Saturday is the last day to get your first dose of a Covid jab at Northern Ireland's mass vaccination centres.
The centres at the SSE Arena in Belfast and other venues across Northern Ireland have formed the backbone of the campaign against Covid-19.
The vaccination programme will continue, but there will be important changes.
Why are the mass vaccination centres being closed for first doses?
Health Minister Robin Swann has said the closure of the centres for first jabs would allow staff to be redeployed back into the health service.
If you are due to get your second jab at one of the vaccination centres, you will still be able to do so as long as you received your first dose on, or before, Saturday.
The centres, which have been offering walk-in jabs as well as appointments include the SSE Arena in Belfast, Foyle Arena in Londonderry; Omagh Leisure Centre; Lakeland Forum, Fermanagh; South Lake Leisure Centre, Craigavon; Seven Towers Leisure Centre, Ballymena and the Royal Victoria Hospital in Belfast.
"The SSE Arena and the leisure centres that we've been using can't be commandeered for vaccination use forever," Mr Swann added.
The minister said that GPs had been under intense pressure given the current levels of demand for care and that their role will now include "preparing for the vaccine booster dose and the flu vaccine programme after the summer".
There will still be options available for people who change their minds and decide that they do wish to be vaccinated.
Chief medical officer Sir Michael McBride said now was the time to get the vaccine.
"We will be closing our vaccine centres for first doses. You can still get a vaccine, but it will be more difficult," Sir Michael said.
Patricia Donnelly, head of Northern Ireland's vaccination programme, said uptake in the older age groups had been "exceptional".
However, as of 30 July, 59% of under 30s had come forward.
"We do not want this age group to miss out. Time is running out in vaccination centres for first doses so if you have not already come forward, then please do so."
Can I still get my jab at a walk-in vaccination clinic?
A series of mobile walk-in clinics where you don't have to book ahead for your vaccination opened on 27 June.
The walk-in clinics will continue to operate after the closure of the mass vaccination centres for first doses on Saturday.
If you're intending to get yourself vaccinated at a mobile clinic, you should bring photo ID.
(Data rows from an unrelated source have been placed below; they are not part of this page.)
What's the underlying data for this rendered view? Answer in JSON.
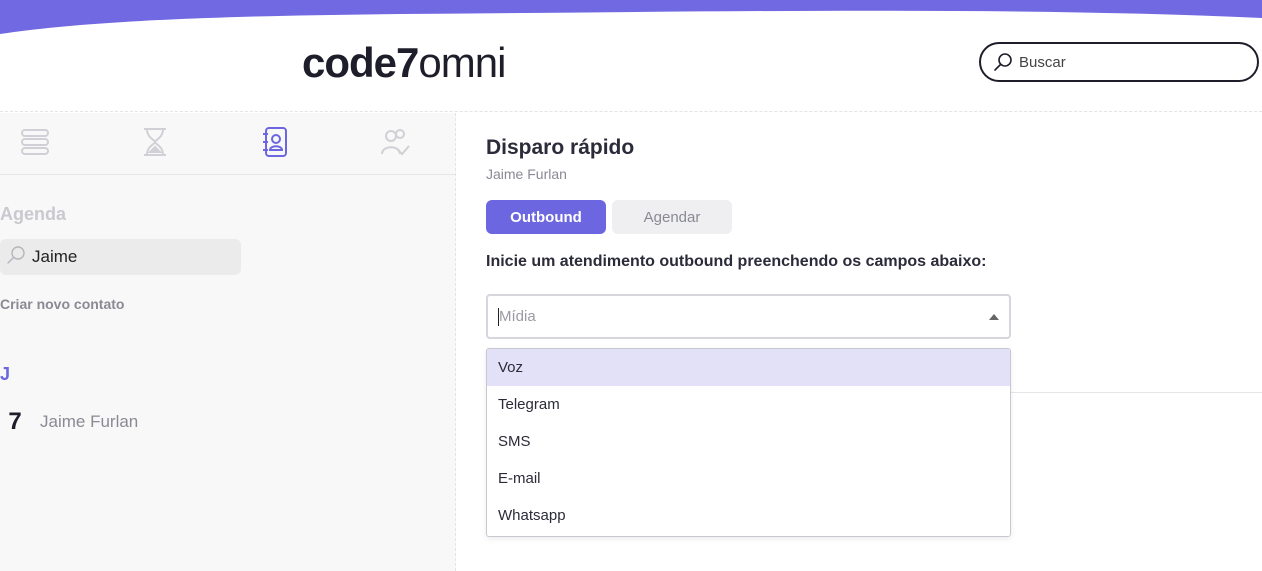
{
  "colors": {
    "accent": "#6c66e0",
    "top_band": "#7069e2",
    "dropdown_highlight": "#e3e1f7",
    "sidebar_bg": "#f8f8f8",
    "muted_text": "#8a8a94"
  },
  "header": {
    "logo_bold": "code7",
    "logo_light": "omni",
    "search": {
      "placeholder": "Buscar",
      "icon": "search-icon"
    }
  },
  "sidebar": {
    "tabs": [
      {
        "icon": "list-icon",
        "active": false
      },
      {
        "icon": "hourglass-icon",
        "active": false
      },
      {
        "icon": "address-book-icon",
        "active": true
      },
      {
        "icon": "user-check-icon",
        "active": false
      }
    ],
    "title": "Agenda",
    "search_value": "Jaime",
    "new_contact_label": "Criar novo contato",
    "groups": [
      {
        "letter": "J",
        "contacts": [
          {
            "avatar": "7",
            "name": "Jaime Furlan"
          }
        ]
      }
    ]
  },
  "main": {
    "title": "Disparo rápido",
    "subtitle": "Jaime Furlan",
    "tabs": [
      {
        "label": "Outbound",
        "active": true
      },
      {
        "label": "Agendar",
        "active": false
      }
    ],
    "instruction": "Inicie um atendimento outbound preenchendo os campos abaixo:",
    "media_select": {
      "placeholder": "Mídia",
      "options": [
        "Voz",
        "Telegram",
        "SMS",
        "E-mail",
        "Whatsapp"
      ],
      "highlighted": "Voz"
    }
  }
}
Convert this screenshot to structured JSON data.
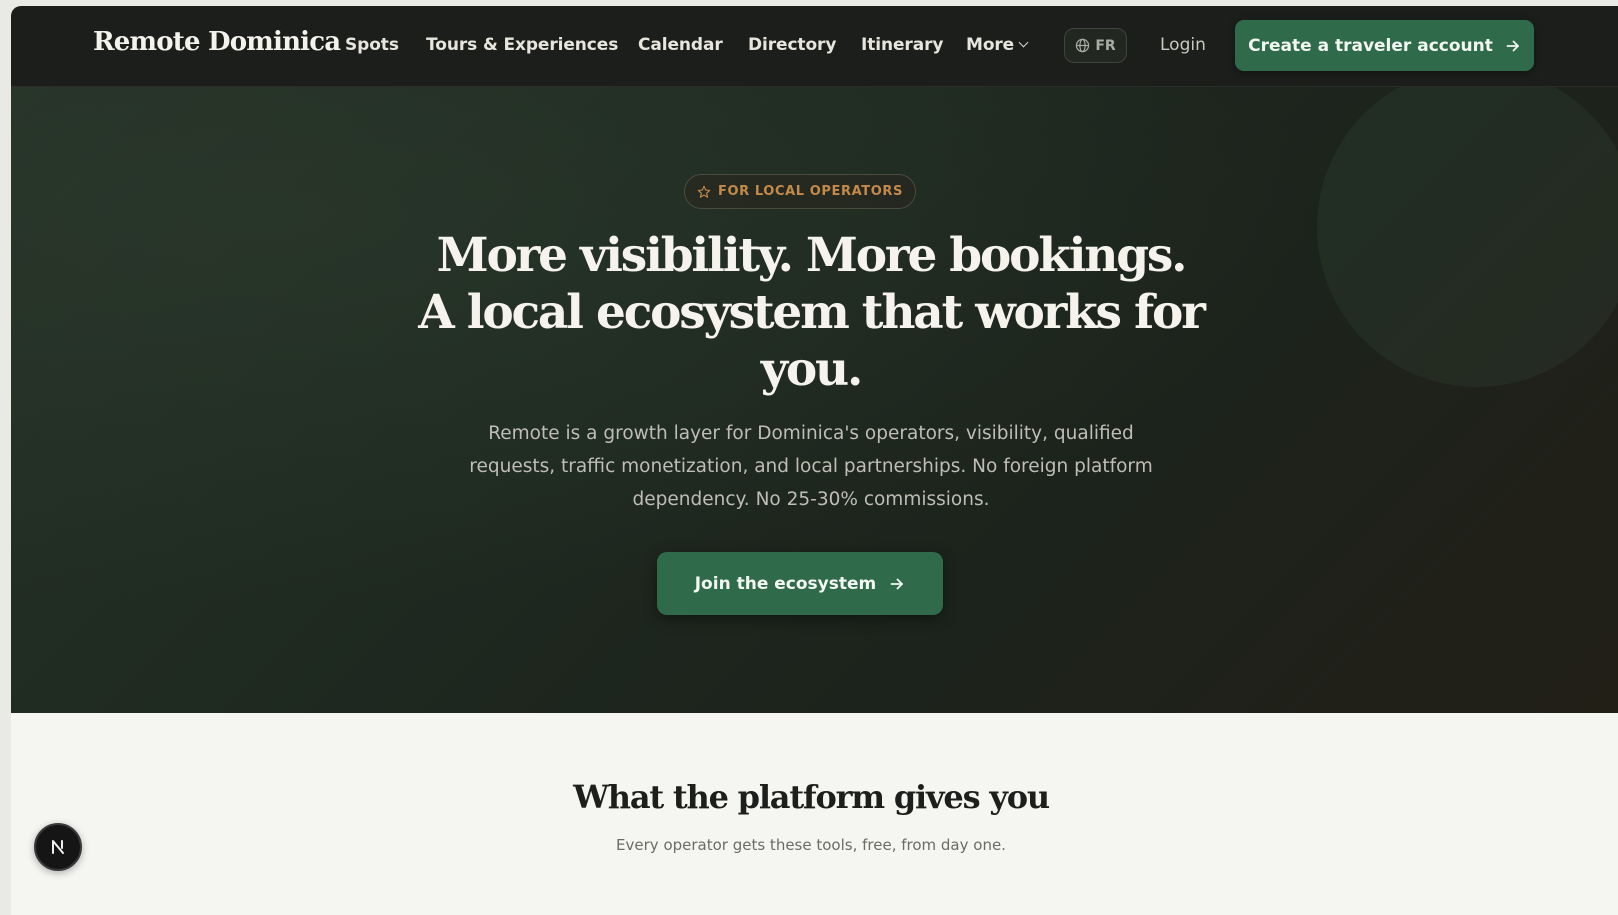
{
  "nav": {
    "logo": "Remote Dominica",
    "links": [
      "Spots",
      "Tours & Experiences",
      "Calendar",
      "Directory",
      "Itinerary"
    ],
    "more_label": "More",
    "lang_label": "FR",
    "login_label": "Login",
    "cta_label": "Create a traveler account"
  },
  "hero": {
    "badge": "FOR LOCAL OPERATORS",
    "title_line1": "More visibility. More bookings.",
    "title_line2": "A local ecosystem that works for you.",
    "subtitle": "Remote is a growth layer for Dominica's operators, visibility, qualified requests, traffic monetization, and local partnerships. No foreign platform dependency. No 25-30% commissions.",
    "cta_label": "Join the ecosystem"
  },
  "section": {
    "title": "What the platform gives you",
    "subtitle": "Every operator gets these tools, free, from day one."
  },
  "fab": {
    "label": "N"
  },
  "colors": {
    "nav_bg": "#1b1e1a",
    "accent_green": "#2f6b4b",
    "badge_text": "#c48a4a",
    "page_bg": "#f5f5f2"
  },
  "icons": {
    "globe": "globe-icon",
    "arrow": "arrow-right-icon",
    "star": "star-icon",
    "chevron": "chevron-down-icon"
  }
}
Is there anywhere else I can get vaccinated?
You can still get a jab from your local pharmacist.
The vaccination programme programme has delivered more than 115,000 doses of the AstraZeneca vaccine from almost 350 community pharmacies across Northern Ireland.
A limited number of community pharmacies will also begin delivering the Moderna vaccine.
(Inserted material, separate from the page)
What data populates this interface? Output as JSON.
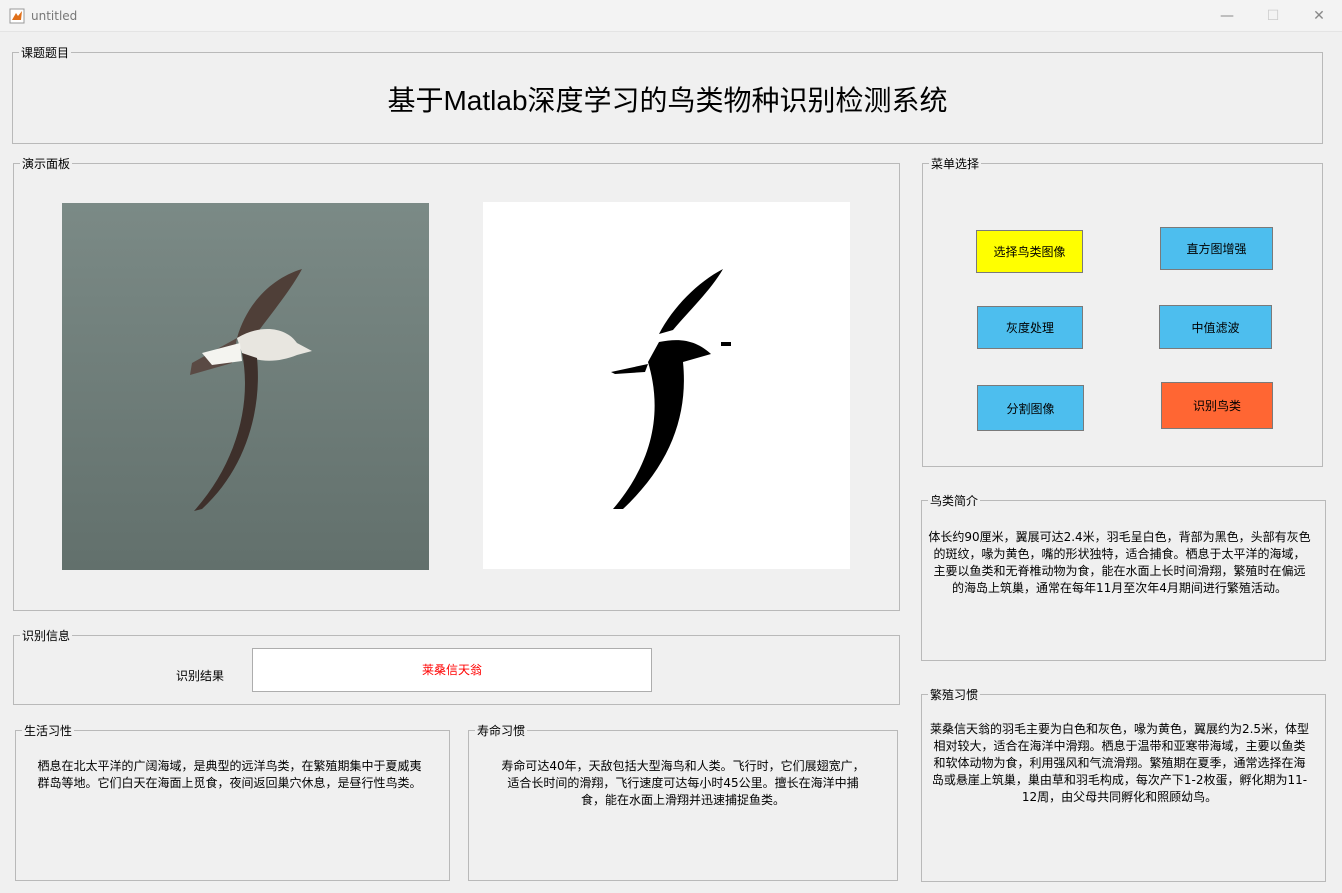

Cathy Harrison, chief pharmaceutical officer, said: "The deployment of the Moderna vaccine from an increasing number of community pharmacies over the coming weeks will play a vital part in our continued fight back against the virus."
Initially there will be just 16 pharmacies offering this vaccine but this number will increase.
There's an interactive map that shows you where you can find the pharmacies offering the Moderna jab.
How many people have currently been vaccinated?
In Northern Ireland as of 30 July, a total of 2,248,598 doses of the vaccine have been given; 1, 212,236 of those are first doses, and 1,036,362 are second doses.
Department of Health figures show:
- In the 18-29 age group, 59.98% have had a vaccine dose
- in the 30-39 age group 70.62% have had a vaccine,
- in the 40-49 age group 83.73% have had a jab
- In the 50-59 age group 91.56% have had a dose
- Uptake in all those in the over 60s, over 70s and over 80s age groups is said to be 100%.
Which groups are being targeted to encourage them to get vaccinated?
Young people aged 18 and over are being particularly encouraged to get themselves vaccinated.
The health minister recently appealed to the friends and parents of young people aged 18 and over to encourage them to get vaccinated.
Sir Michael McBride, the chief medical officer, said people under 40 can now have a "major say on the future path" of the Covid pandemic.
"If they get the jab they will save lives, protect our health service and reclaim normality, while protecting themselves and others.
Sir Michael has also appealed for pregnant women to get the Covid vaccine.